"A court reviewing the sufficiency of a complaint presumes all of plaintiff's factual allegations are true and construes them in the light most favorable to the plaintiff." Hall v. Bellmon, 935 F.2d 1106, 1198 (10th Cir. 1991). "To survive a motion to dismiss, a complaint must contain sufficient factual matter, accepted as true, to state a claim to relief that is plausible on its face.'" Ashcroft v. Iqbal, 556 U.S. 662, 129 S.Ct. 1937, 1949 (2009) (citing Bell Atlantic Corp. v. Twombly, 550 U.S. 544, 570 (2007)). Plausibility, in the context of a motion to dismiss, means that the plaintiff pleaded facts which allow "the court to draw the reasonable inference that the defendant is liable for the misconduct alleged." Id. The Iqbal evaluation requires two prongs of analysis.
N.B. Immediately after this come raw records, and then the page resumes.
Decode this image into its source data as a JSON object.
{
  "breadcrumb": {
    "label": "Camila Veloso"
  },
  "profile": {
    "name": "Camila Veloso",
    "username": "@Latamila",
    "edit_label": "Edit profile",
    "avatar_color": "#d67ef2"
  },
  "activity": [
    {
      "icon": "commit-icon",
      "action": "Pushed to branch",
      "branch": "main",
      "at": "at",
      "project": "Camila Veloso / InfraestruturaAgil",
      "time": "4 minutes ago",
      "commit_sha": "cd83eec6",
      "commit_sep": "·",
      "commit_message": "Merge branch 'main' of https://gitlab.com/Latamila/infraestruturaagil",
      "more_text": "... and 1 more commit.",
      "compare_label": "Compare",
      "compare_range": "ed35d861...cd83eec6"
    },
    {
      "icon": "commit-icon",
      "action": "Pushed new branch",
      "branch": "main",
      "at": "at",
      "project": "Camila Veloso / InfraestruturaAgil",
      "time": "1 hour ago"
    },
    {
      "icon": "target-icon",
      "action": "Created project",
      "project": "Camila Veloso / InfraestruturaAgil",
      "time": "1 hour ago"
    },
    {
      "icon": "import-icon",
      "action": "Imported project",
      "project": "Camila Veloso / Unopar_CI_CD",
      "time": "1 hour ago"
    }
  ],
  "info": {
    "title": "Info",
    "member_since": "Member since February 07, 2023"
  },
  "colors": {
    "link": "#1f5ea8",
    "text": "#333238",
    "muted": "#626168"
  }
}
First, the court identifies "the allegations in the complaint that are not entitled to the assumption of truth, " that is, those allegations which are legal conclusion, bare assertions, or merely conclusory. Id. at 1949-51. Second, the Court considers the factual allegations "to determine if they plausibly suggest an entitlement to relief." Id. at 1951. If the allegations state a plausible claim for relief, such claim survives the motion to dismiss. Id. at 1950.
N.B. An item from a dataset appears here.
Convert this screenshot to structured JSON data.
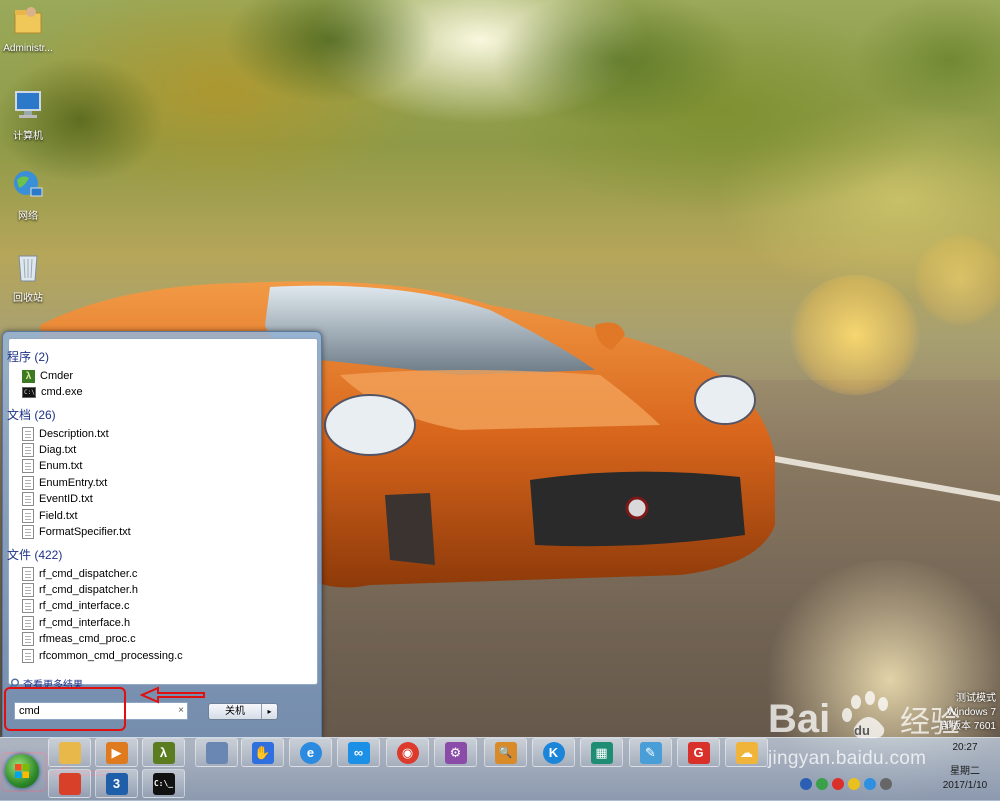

Notwithstanding, the court need not accept conclusory allegations without supporting factual averments. Southern Disposal, Inc., v. Texas Waste, 161 F.3d 1259, 1262 (10th Cir. 1998). "[T]he tenet that a court must accept as true all of the allegations contained in a complaint is inapplicable to legal conclusions. Threadbare recitals of the elements of a cause of action, supported by mere conclusory statements, do not suffice." Iqbal, 129 S.Ct. at 1940. Moreover, "[a] pleading that offers labels and conclusions' or a formulaic recitation of the elements of a cause of action will not do.' Nor does the complaint suffice if it tenders naked assertion[s]' devoid of further factual enhancement.'" Id. at 1949 (citation omitted). "Where a complaint pleads facts ...